Every line in the listing is to be echoed verbatim.

■ DATA SUPPLIED:
━━━━━━━━

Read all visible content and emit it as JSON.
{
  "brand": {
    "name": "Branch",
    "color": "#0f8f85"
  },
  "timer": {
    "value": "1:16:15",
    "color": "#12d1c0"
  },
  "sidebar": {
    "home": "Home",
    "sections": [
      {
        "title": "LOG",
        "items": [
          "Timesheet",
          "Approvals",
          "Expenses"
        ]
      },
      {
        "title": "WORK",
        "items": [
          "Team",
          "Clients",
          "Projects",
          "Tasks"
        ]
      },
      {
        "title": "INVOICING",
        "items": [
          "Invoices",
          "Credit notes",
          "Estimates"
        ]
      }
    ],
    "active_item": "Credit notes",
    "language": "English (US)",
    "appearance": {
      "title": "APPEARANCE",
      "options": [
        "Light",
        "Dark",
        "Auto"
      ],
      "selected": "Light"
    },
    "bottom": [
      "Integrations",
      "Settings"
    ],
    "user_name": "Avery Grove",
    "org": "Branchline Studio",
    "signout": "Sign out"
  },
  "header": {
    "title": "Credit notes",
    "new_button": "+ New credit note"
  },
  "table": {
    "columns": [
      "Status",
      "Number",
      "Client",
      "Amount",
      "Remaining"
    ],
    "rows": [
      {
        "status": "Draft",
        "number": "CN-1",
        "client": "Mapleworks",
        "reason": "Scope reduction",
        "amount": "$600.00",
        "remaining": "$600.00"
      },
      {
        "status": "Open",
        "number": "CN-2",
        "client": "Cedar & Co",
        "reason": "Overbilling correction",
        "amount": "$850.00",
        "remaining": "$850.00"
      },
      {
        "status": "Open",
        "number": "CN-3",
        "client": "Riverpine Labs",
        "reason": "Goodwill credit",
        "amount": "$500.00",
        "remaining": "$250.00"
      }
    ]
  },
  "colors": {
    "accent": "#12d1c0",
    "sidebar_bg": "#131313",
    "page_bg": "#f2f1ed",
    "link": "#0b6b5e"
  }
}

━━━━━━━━

■ TASK ANSWER:
Read all visible content and emit it as JSON.
{
  "brand": {
    "name": "Branch",
    "color": "#0f8f85"
  },
  "timer": {
    "value": "1:16:15",
    "color": "#12d1c0"
  },
  "sidebar": {
    "home": "Home",
    "sections": [
      {
        "title": "LOG",
        "items": [
          "Timesheet",
          "Approvals",
          "Expenses"
        ]
      },
      {
        "title": "WORK",
        "items": [
          "Team",
          "Clients",
          "Projects",
          "Tasks"
        ]
      },
      {
        "title": "INVOICING",
        "items": [
          "Invoices",
          "Credit notes",
          "Estimates"
        ]
      }
    ],
    "active_item": "Credit notes",
    "language": "English (US)",
    "appearance": {
      "title": "APPEARANCE",
      "options": [
        "Light",
        "Dark",
        "Auto"
      ],
      "selected": "Light"
    },
    "bottom": [
      "Integrations",
      "Settings"
    ],
    "user_name": "Avery Grove",
    "org": "Branchline Studio",
    "signout": "Sign out"
  },
  "header": {
    "title": "Credit notes",
    "new_button": "+ New credit note"
  },
  "table": {
    "columns": [
      "Status",
      "Number",
      "Client",
      "Amount",
      "Remaining"
    ],
    "rows": [
      {
        "status": "Draft",
        "number": "CN-1",
        "client": "Mapleworks",
        "reason": "Scope reduction",
        "amount": "$600.00",
        "remaining": "$600.00"
      },
      {
        "status": "Open",
        "number": "CN-2",
        "client": "Cedar & Co",
        "reason": "Overbilling correction",
        "amount": "$850.00",
        "remaining": "$850.00"
      },
      {
        "status": "Open",
        "number": "CN-3",
        "client": "Riverpine Labs",
        "reason": "Goodwill credit",
        "amount": "$500.00",
        "remaining": "$250.00"
      }
    ]
  },
  "colors": {
    "accent": "#12d1c0",
    "sidebar_bg": "#131313",
    "page_bg": "#f2f1ed",
    "link": "#0b6b5e"
  }
}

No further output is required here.